Scottsdale has partnered with Arizona State University to identify strategies for a cooler city.
In Arizona, high temperatures lead to more than 200 premature deaths each year associated with heat exposure and thousands of cases of heat-related illness that require formal medical attention.
ASU is conducting a series of assessments that will aid in prioritizing programs and policies to provide city staff and residents with a better understanding of current risks and vulnerabilities facing Scottsdale, and strategies to address heat challenges.
The study will provide a comprehensive technical report that includes maps and charts, along with short- and long-term actions that the city could take to enhance its heat mitigation and adaptation efforts, according to a press release.
In May, the university’s team used a mobile weather station called MaRTy to measure Mean Radiant Temperature, which quantifies the heat load on the human body and gauges how someone may experience heat in a few city locations, including Old Town, the Waterfront, the Airpark Promenade and Skysong.
“Our team at ASU has been thrilled to work with Scottsdale on this project.

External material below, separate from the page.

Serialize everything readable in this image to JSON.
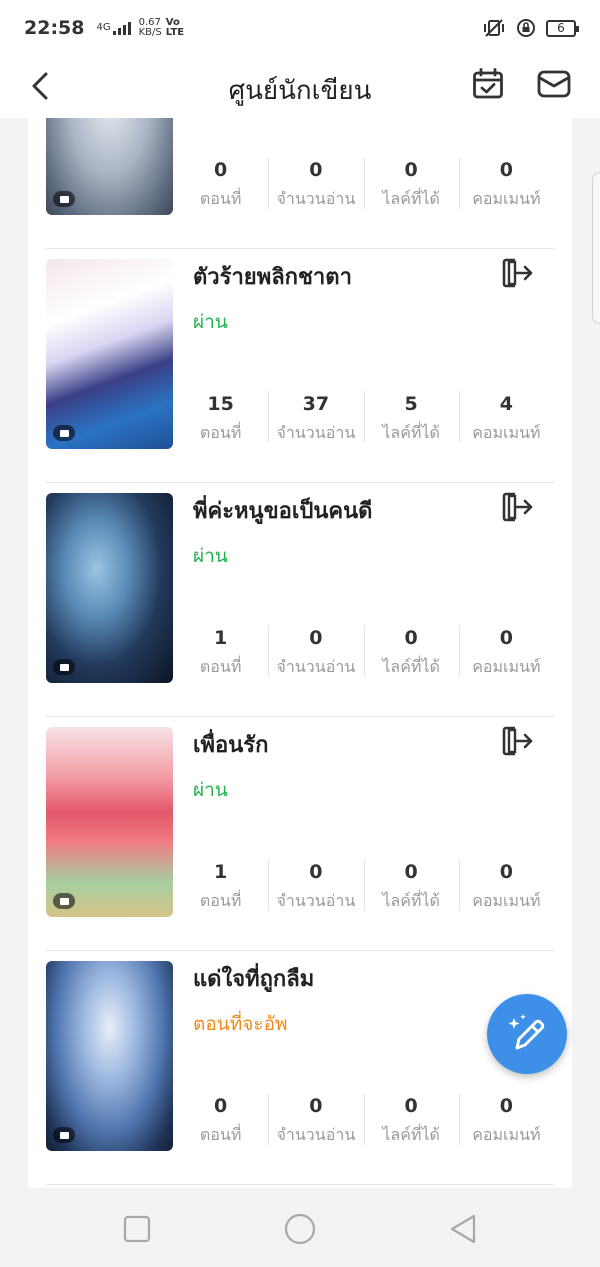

We think it’s so important for local leadership to prioritize reducing heat as much as possible,” said Mary Wright, a Ph.D. student with the School of Geographical Sciences and Urban Planning at Arizona State University.
Wright is the primary data analyst for this partnership and works with satellite imagery and geographic data to identify heat-related characteristics of different parts of the city.
“Heat is already an issue that impacts everyone in Scottsdale, and we only expect it to become more of an issue as heatwaves become more frequent and intense due to climate change,” said Wright. “We’re happy to support the city to make Scottsdale more vibrant and livable now and into the future.”
Some residents may also notice temporary ASU weather stations. Three were installed in the Indian Bend Wash and three in the neighborhoods adjacent to it east and west, a total of nine. These are expected to be taken down early to mid-September when the study is complete.
A draft of the report will be presented in the fall to Scottsdale City Council, Scottsdale Environmental Advisory Commission and city staff to get feedback.
This is an ongoing project and reports will be posted to the city's Sustainable Scottsdale webpage when it is available, a press release stated.